## Problem description
Which of the lines below contain the string "Internet"? Pull each one out of the data.

[Data records]
== Segment start ==
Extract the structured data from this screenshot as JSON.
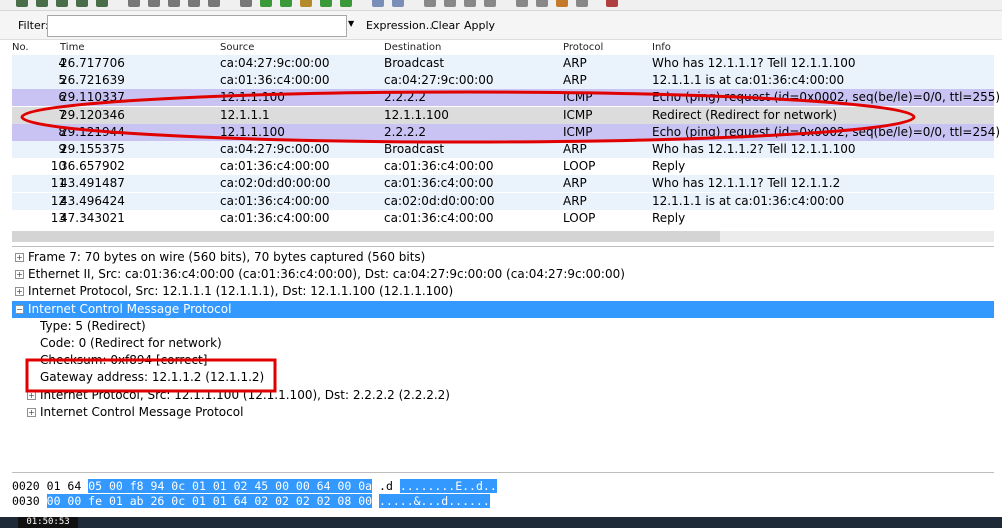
{
  "colors": {
    "arp_row": "#eaf2fb",
    "icmp_row": "#c8c3f3",
    "selected": "#dcdcdc",
    "broadcast_row": "#eaf2fb",
    "detail_selected": "#3399ff",
    "annotation": "#e00000"
  },
  "filter": {
    "label": "Filter:",
    "value": "",
    "expression_label": "Expression...",
    "clear_label": "Clear",
    "apply_label": "Apply"
  },
  "columns": [
    "No.",
    "Time",
    "Source",
    "Destination",
    "Protocol",
    "Info"
  ],
  "packets": [
    {
      "no": "4",
      "time": "26.717706",
      "src": "ca:04:27:9c:00:00",
      "dst": "Broadcast",
      "proto": "ARP",
      "info": "Who has 12.1.1.1?  Tell 12.1.1.100",
      "kind": "arp"
    },
    {
      "no": "5",
      "time": "26.721639",
      "src": "ca:01:36:c4:00:00",
      "dst": "ca:04:27:9c:00:00",
      "proto": "ARP",
      "info": "12.1.1.1 is at ca:01:36:c4:00:00",
      "kind": "arp"
    },
    {
      "no": "6",
      "time": "29.110337",
      "src": "12.1.1.100",
      "dst": "2.2.2.2",
      "proto": "ICMP",
      "info": "Echo (ping) request  (id=0x0002, seq(be/le)=0/0, ttl=255)",
      "kind": "icmp"
    },
    {
      "no": "7",
      "time": "29.120346",
      "src": "12.1.1.1",
      "dst": "12.1.1.100",
      "proto": "ICMP",
      "info": "Redirect             (Redirect for network)",
      "kind": "selected"
    },
    {
      "no": "8",
      "time": "29.121944",
      "src": "12.1.1.100",
      "dst": "2.2.2.2",
      "proto": "ICMP",
      "info": "Echo (ping) request  (id=0x0002, seq(be/le)=0/0, ttl=254)",
      "kind": "icmp"
    },
    {
      "no": "9",
      "time": "29.155375",
      "src": "ca:04:27:9c:00:00",
      "dst": "Broadcast",
      "proto": "ARP",
      "info": "Who has 12.1.1.2?  Tell 12.1.1.100",
      "kind": "arp"
    },
    {
      "no": "10",
      "time": "36.657902",
      "src": "ca:01:36:c4:00:00",
      "dst": "ca:01:36:c4:00:00",
      "proto": "LOOP",
      "info": "Reply",
      "kind": "plain"
    },
    {
      "no": "11",
      "time": "43.491487",
      "src": "ca:02:0d:d0:00:00",
      "dst": "ca:01:36:c4:00:00",
      "proto": "ARP",
      "info": "Who has 12.1.1.1?  Tell 12.1.1.2",
      "kind": "arp"
    },
    {
      "no": "12",
      "time": "43.496424",
      "src": "ca:01:36:c4:00:00",
      "dst": "ca:02:0d:d0:00:00",
      "proto": "ARP",
      "info": "12.1.1.1 is at ca:01:36:c4:00:00",
      "kind": "arp"
    },
    {
      "no": "13",
      "time": "47.343021",
      "src": "ca:01:36:c4:00:00",
      "dst": "ca:01:36:c4:00:00",
      "proto": "LOOP",
      "info": "Reply",
      "kind": "plain"
    }
  ],
  "details": [
    {
      "text": "Frame 7: 70 bytes on wire (560 bits), 70 bytes captured (560 bits)",
      "expander": "⊞",
      "level": 0,
      "selected": false
    },
    {
      "text": "Ethernet II, Src: ca:01:36:c4:00:00 (ca:01:36:c4:00:00), Dst: ca:04:27:9c:00:00 (ca:04:27:9c:00:00)",
      "expander": "⊞",
      "level": 0,
      "selected": false
    },
    {
      "text": "Internet Protocol, Src: 12.1.1.1 (12.1.1.1), Dst: 12.1.1.100 (12.1.1.100)",
      "expander": "⊞",
      "level": 0,
      "selected": false
    },
    {
      "text": "Internet Control Message Protocol",
      "expander": "⊟",
      "level": 0,
      "selected": true
    },
    {
      "text": "Type: 5 (Redirect)",
      "expander": "",
      "level": 1,
      "selected": false
    },
    {
      "text": "Code: 0 (Redirect for network)",
      "expander": "",
      "level": 1,
      "selected": false
    },
    {
      "text": "Checksum: 0xf894 [correct]",
      "expander": "",
      "level": 1,
      "selected": false
    },
    {
      "text": "Gateway address: 12.1.1.2 (12.1.1.2)",
      "expander": "",
      "level": 1,
      "selected": false
    },
    {
      "text": "Internet Protocol, Src: 12.1.1.100 (12.1.1.100), Dst: 2.2.2.2 (2.2.2.2)",
      "expander": "⊞",
      "level": 1,
      "selected": false
    },
    {
      "text": "Internet Control Message Protocol",
      "expander": "⊞",
      "level": 1,
      "selected": false
    }
  ],
  "hex": [
    {
      "offset": "0020",
      "plain": "01 64",
      "hl": "05 00 f8 94 0c 01  01 02 45 00 00 64 00 0a",
      "ascii_plain": ".d",
      "ascii_hl": "........E..d.."
    },
    {
      "offset": "0030",
      "plain": "",
      "hl": "00 00 fe 01 ab 26 0c 01  01 64 02 02 02 02 08 00",
      "ascii_plain": "",
      "ascii_hl": ".....&...d......"
    }
  ],
  "taskbar": {
    "clock": "01:50:53"
  }
}
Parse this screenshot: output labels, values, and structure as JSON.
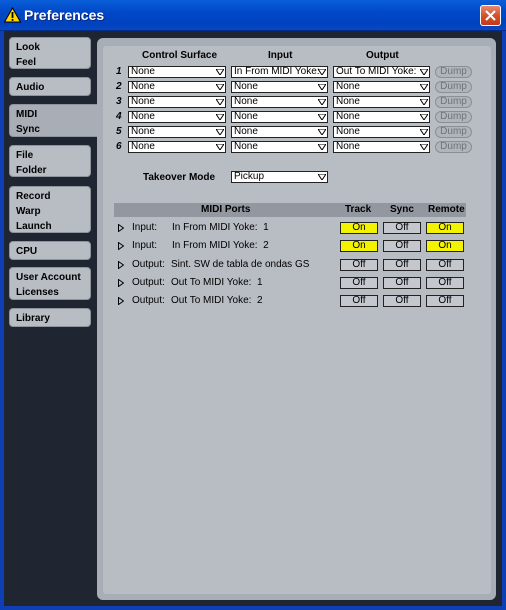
{
  "window": {
    "title": "Preferences"
  },
  "sidebar": {
    "tabs": [
      {
        "lines": [
          "Look",
          "Feel"
        ]
      },
      {
        "lines": [
          "Audio"
        ]
      },
      {
        "lines": [
          "MIDI",
          "Sync"
        ],
        "active": true
      },
      {
        "lines": [
          "File",
          "Folder"
        ]
      },
      {
        "lines": [
          "Record",
          "Warp",
          "Launch"
        ]
      },
      {
        "lines": [
          "CPU"
        ]
      },
      {
        "lines": [
          "User Account",
          "Licenses"
        ]
      },
      {
        "lines": [
          "Library"
        ]
      }
    ]
  },
  "control_surfaces": {
    "headers": {
      "surface": "Control Surface",
      "input": "Input",
      "output": "Output"
    },
    "dump_label": "Dump",
    "rows": [
      {
        "num": "1",
        "surface": "None",
        "input": "In From MIDI Yoke:",
        "output": "Out To MIDI Yoke:"
      },
      {
        "num": "2",
        "surface": "None",
        "input": "None",
        "output": "None"
      },
      {
        "num": "3",
        "surface": "None",
        "input": "None",
        "output": "None"
      },
      {
        "num": "4",
        "surface": "None",
        "input": "None",
        "output": "None"
      },
      {
        "num": "5",
        "surface": "None",
        "input": "None",
        "output": "None"
      },
      {
        "num": "6",
        "surface": "None",
        "input": "None",
        "output": "None"
      }
    ]
  },
  "takeover": {
    "label": "Takeover Mode",
    "value": "Pickup"
  },
  "midi_ports": {
    "headers": {
      "ports": "MIDI Ports",
      "track": "Track",
      "sync": "Sync",
      "remote": "Remote"
    },
    "rows": [
      {
        "direction": "Input:",
        "name": "In From MIDI Yoke:  1",
        "track": "On",
        "sync": "Off",
        "remote": "On"
      },
      {
        "direction": "Input:",
        "name": "In From MIDI Yoke:  2",
        "track": "On",
        "sync": "Off",
        "remote": "On"
      },
      {
        "direction": "Output:",
        "name": "Sint. SW de tabla de ondas GS",
        "track": "Off",
        "sync": "Off",
        "remote": "Off"
      },
      {
        "direction": "Output:",
        "name": "Out To MIDI Yoke:  1",
        "track": "Off",
        "sync": "Off",
        "remote": "Off"
      },
      {
        "direction": "Output:",
        "name": "Out To MIDI Yoke:  2",
        "track": "Off",
        "sync": "Off",
        "remote": "Off"
      }
    ]
  },
  "colors": {
    "on": "#f3f300",
    "off": "#c4c8ce",
    "titlebar": "#0048c8"
  }
}
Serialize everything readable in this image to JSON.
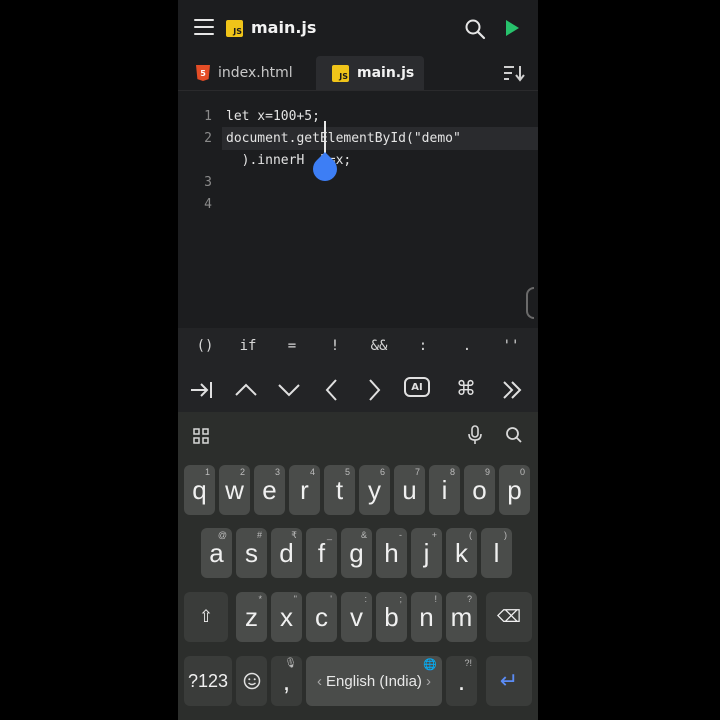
{
  "app": {
    "title": "main.js",
    "js_badge": "JS",
    "accent": "#27c26c"
  },
  "tabs": [
    {
      "label": "index.html",
      "badge": "5",
      "active": false
    },
    {
      "label": "main.js",
      "badge": "JS",
      "active": true
    }
  ],
  "editor": {
    "line_numbers": [
      "1",
      "2",
      "3",
      "4"
    ],
    "lines": [
      "let x=100+5;",
      "document.getElementById(\"demo\"",
      "  ).innerHTML=x;",
      ""
    ],
    "visible_line3": "  ).innerH",
    "visible_line3_tail": "L=x;"
  },
  "symbols": [
    "()",
    "if",
    "=",
    "!",
    "&&",
    ":",
    ".",
    "''"
  ],
  "toolbar": {
    "icons": [
      "tab-icon",
      "arrow-up-icon",
      "arrow-down-icon",
      "arrow-left-icon",
      "arrow-right-icon",
      "ai-icon",
      "command-icon",
      "fast-forward-icon"
    ],
    "ai_label": "AI"
  },
  "keyboard": {
    "row1": [
      {
        "k": "q",
        "h": "1"
      },
      {
        "k": "w",
        "h": "2"
      },
      {
        "k": "e",
        "h": "3"
      },
      {
        "k": "r",
        "h": "4"
      },
      {
        "k": "t",
        "h": "5"
      },
      {
        "k": "y",
        "h": "6"
      },
      {
        "k": "u",
        "h": "7"
      },
      {
        "k": "i",
        "h": "8"
      },
      {
        "k": "o",
        "h": "9"
      },
      {
        "k": "p",
        "h": "0"
      }
    ],
    "row2": [
      {
        "k": "a",
        "h": "@"
      },
      {
        "k": "s",
        "h": "#"
      },
      {
        "k": "d",
        "h": "₹"
      },
      {
        "k": "f",
        "h": "_"
      },
      {
        "k": "g",
        "h": "&"
      },
      {
        "k": "h",
        "h": "-"
      },
      {
        "k": "j",
        "h": "+"
      },
      {
        "k": "k",
        "h": "("
      },
      {
        "k": "l",
        "h": ")"
      }
    ],
    "row3": [
      {
        "k": "z",
        "h": "*"
      },
      {
        "k": "x",
        "h": "\""
      },
      {
        "k": "c",
        "h": "'"
      },
      {
        "k": "v",
        "h": ":"
      },
      {
        "k": "b",
        "h": ";"
      },
      {
        "k": "n",
        "h": "!"
      },
      {
        "k": "m",
        "h": "?"
      }
    ],
    "symbols_key": "?123",
    "comma": ",",
    "period": ".",
    "space_label": "English (India)",
    "space_left": "‹",
    "space_right": "›",
    "enter": "↵",
    "shift": "⇧",
    "backspace": "⌫"
  }
}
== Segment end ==
## Completed task
      "text": "Internet Protocol, Src: 12.1.1.1 (12.1.1.1), Dst: 12.1.1.100 (12.1.1.100)",
      "text": "Internet Control Message Protocol",
      "text": "Internet Protocol, Src: 12.1.1.100 (12.1.1.100), Dst: 2.2.2.2 (2.2.2.2)",
      "text": "Internet Control Message Protocol",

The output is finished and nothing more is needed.